Indigenous Religions & Ecology


At first glance the fields of religion and ecology may seem and unlikely pairing, but a deeper consideration reveals the two have a great deal to contribute to one another and are indeed inextricably linked. Religions recognize the unity and interdependence of humans with nature. Ecological sciences affirm this deep interconnection with the natural world. This partnership can inspire work for the wellbeing of the Earth community

There is a need for broader literacy and deeper knowledge of the world’s religions and their ecological contributions. This specialization, “Religions and Ecology: Restoring the Earth Community”, contributes such a perspective. Each course celebrates the vitality of religiously-informed action for the Earth and recognizes the longstanding contributions of Indigenous peoples in offering visions and practices for ecological flourishing.
This is course 2 of 5 in the “Religions and Ecology: Restoring the Earth Community” specialization that focuses on the ecological dimensions of religious traditions throughout the world.
The course is designed as a gateway to the significant contributions of Indigenous peoples of Africa, Asia, the Americas, and Pacific Regions for environmental understanding. The diversity of Indigenous communities around the planet makes selective coverage necessary, but shared patterns of resilience manifest themselves worldwide. So much has emerged in the last several decades in understanding traditional environmental knowledge, as you will see.
This course is for lifelong learners curious to know more about world religions and ecology, environmental professionals eager to deepen the discourse of environmental protection and conservation, those working with non-profit organizations and NGOs on issues of ecological justice, and religion leaders and laity who wish to know how they can contribute to interreligious dialogue on environmental projects.

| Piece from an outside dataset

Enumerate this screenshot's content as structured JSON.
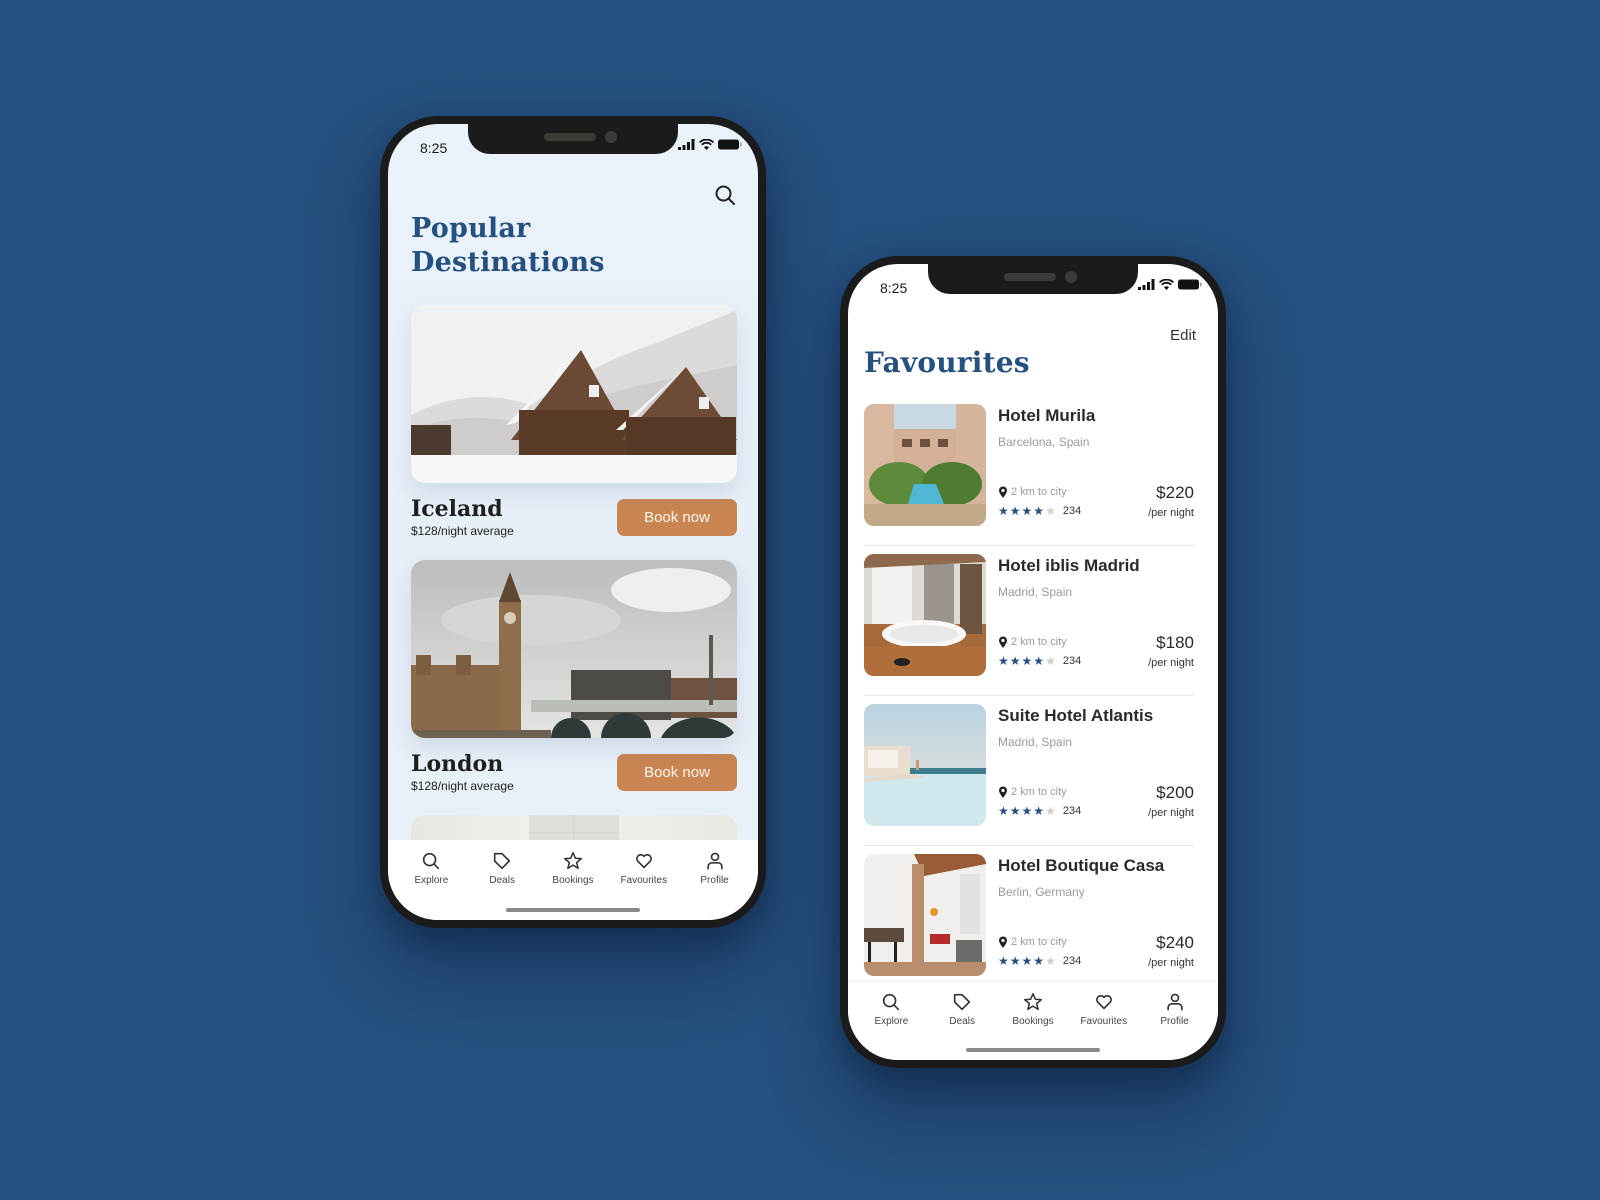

What you will learn

MODULE 1: Course Introduction
MODULE 2: Introduction to the Study of Indigenous Religions and Ecology

We explore terms and themes in the study of Indigenous religions and ecology. Terms such as Indigeneity, sovereignty, lifeway, cosmovision and cosmopolitics are examined. Underlying themes such as responsibilities, rights and reciprocities with the Earth are highlighted by Native spokespersons. There is an inherent call for interweaving environmental and social justice often referred to as integral ecology.

MODULE 3: From Decolonization to Restoration in Indigenous Communities

Settlers and nation-states have used stereotypes to demean, subjugate, and exploit Indigenous peoples, communities, and lands. “Decolonization” is the recognition of this historical distortion and the racism that continues into the present. In light of this reality, “Indigeneity” may be seen as a call to self-discovery necessary for restoring Indigenous voices and sovereignty in decision-making.

MODULE 4: Native North Americans

Native worldviews and cultural values were undermined by dominant societies. Yet these losses did not fully erase the resilience that has led to recovery of lifeways and traditional knowledge, as described by a Hopi elder. Native peoples in North America have restored relationships with land and seeds, lakes and rivers, animals and biodiversity. This is expressed in ritual revivals among the Crow and Salish peoples as well as ecosystem restoration by Pacific Northwest peoples. We see resilience among Arctic Inuit peoples struggling with climate emergencies, and Gwich’in peoples resisting oil development in caribou calving grounds.

What’s included